- [ACTION ITEM]: Using the records below, give the number of lines where the word "Free" appears, with no further output.
RECORDS SUPPLIED Start Marker
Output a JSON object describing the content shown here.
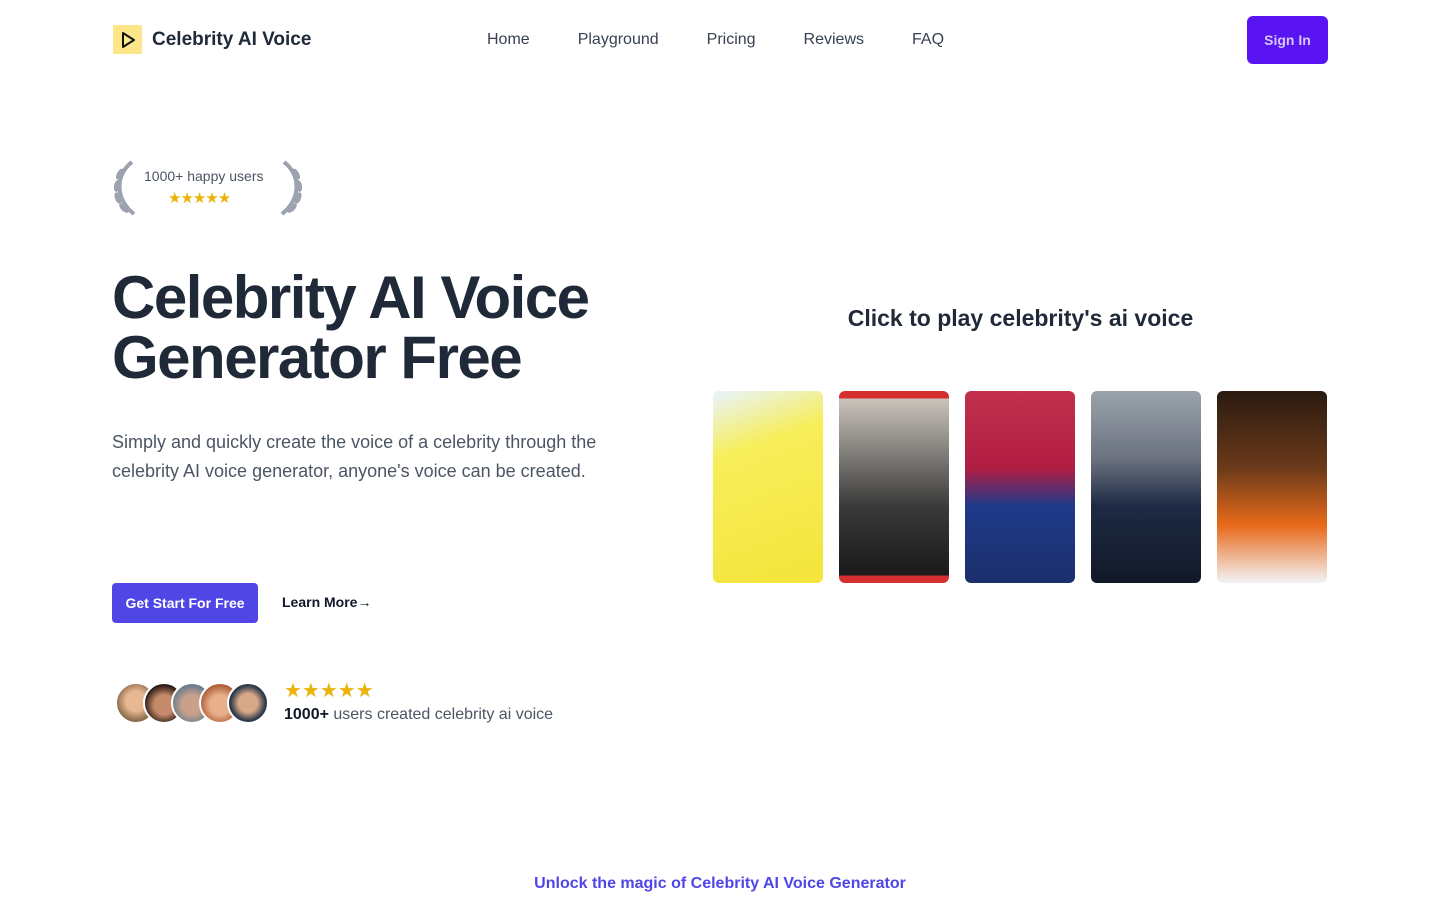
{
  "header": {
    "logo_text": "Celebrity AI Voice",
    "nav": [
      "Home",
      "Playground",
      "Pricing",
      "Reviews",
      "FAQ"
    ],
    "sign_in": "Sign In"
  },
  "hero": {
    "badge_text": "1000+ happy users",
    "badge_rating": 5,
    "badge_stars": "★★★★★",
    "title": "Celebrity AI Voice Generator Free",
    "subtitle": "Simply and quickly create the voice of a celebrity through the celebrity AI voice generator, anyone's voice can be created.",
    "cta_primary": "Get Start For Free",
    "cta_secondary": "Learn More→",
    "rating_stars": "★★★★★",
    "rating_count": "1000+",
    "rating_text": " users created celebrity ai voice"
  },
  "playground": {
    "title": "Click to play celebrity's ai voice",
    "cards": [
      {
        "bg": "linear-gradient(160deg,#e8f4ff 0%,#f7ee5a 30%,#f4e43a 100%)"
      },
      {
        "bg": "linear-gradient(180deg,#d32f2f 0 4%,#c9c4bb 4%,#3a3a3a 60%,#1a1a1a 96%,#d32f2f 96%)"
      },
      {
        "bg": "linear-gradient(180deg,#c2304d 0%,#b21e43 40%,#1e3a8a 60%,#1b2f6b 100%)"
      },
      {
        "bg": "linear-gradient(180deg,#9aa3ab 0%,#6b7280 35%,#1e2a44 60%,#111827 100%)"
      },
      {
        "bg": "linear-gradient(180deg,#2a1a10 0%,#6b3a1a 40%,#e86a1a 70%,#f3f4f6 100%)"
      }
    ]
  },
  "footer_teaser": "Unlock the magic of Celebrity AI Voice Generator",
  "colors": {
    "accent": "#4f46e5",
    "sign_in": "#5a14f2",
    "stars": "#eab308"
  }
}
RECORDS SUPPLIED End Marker
- [EXPECTED OUTPUT]: 2